“The biggest obstacles they’re facing is misinformation,” said CRS spokesman Michael Stulman, who was recently in Sierra Leone. “The people believe that Ebola is a curse or that it’s a lie made up by authorities.”
Meredith Dyson, CRS’s health program manager in Freetown, Sierra Leone, said her job is to get the public to stop believing those myths.
Some Liberians, for instance, believe that a soft drink can cure the disease, or that Ebola is a nefarious plot concocted by nongovernmental organizations and the government.
“People say don’t go to the hospital, you won’t come back because healthcare workers are injecting people and killing them,” she said.
“Every myth is born of some kind of truth – it is partly what they’re seeing – people are going to hospital and not coming home.”
Dyson, 31, studied public health at Johns Hopkins University in Baltimore where she met people who worked for CRS. Though not Catholic herself, Dyson said the church's teachings on human dignity and social justice resonated deeply with her.
Describing the recent Ebola outbreak, Dyson's voice breaks as she recalls two CRS colleagues - both Africans - who died will trying to help others.
“The people who work in this setting are close knit,” she said. “They become your family.

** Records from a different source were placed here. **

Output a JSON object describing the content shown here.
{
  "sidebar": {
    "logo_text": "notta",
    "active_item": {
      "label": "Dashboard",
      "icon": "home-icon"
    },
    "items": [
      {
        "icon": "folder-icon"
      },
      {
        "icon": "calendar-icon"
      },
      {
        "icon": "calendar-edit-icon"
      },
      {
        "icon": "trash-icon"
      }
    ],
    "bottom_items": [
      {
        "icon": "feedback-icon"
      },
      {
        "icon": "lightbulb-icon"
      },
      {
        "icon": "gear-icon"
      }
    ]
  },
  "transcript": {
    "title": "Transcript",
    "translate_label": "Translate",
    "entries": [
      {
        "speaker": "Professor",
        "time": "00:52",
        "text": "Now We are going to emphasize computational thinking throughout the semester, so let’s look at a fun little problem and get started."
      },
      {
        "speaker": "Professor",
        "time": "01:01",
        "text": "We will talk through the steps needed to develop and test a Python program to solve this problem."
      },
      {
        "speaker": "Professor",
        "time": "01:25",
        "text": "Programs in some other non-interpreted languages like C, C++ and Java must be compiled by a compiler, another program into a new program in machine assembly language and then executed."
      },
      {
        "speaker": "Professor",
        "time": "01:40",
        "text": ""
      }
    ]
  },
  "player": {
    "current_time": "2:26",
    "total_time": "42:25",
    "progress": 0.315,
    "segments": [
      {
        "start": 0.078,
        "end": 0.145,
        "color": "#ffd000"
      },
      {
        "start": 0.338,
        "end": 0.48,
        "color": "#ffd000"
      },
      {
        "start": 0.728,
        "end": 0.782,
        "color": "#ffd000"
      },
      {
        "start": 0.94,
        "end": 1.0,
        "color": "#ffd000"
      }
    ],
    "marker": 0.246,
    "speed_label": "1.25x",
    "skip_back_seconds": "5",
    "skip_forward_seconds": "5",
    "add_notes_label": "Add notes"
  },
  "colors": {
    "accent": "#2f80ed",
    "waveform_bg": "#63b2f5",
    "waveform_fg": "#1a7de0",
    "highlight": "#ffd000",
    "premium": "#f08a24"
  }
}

It can be really hard.”
Back in the United States, sitting in an isolation room at Emory University hospital, Brantly said he didn’t move to Liberia to fight Ebola, but that it became necessary after the outbreak there.
He said he held the hands of countless patients who died of the disease, and still remembers each of their faces and names.
Brantly's mission may not have been what he imagined when he spoke to Southeastern Church of Christ those many months ago, but his focus remains the same: going wherever God leads.
“One thing I have learned," Brantly said, "is that following God often leads us to unexpected places.”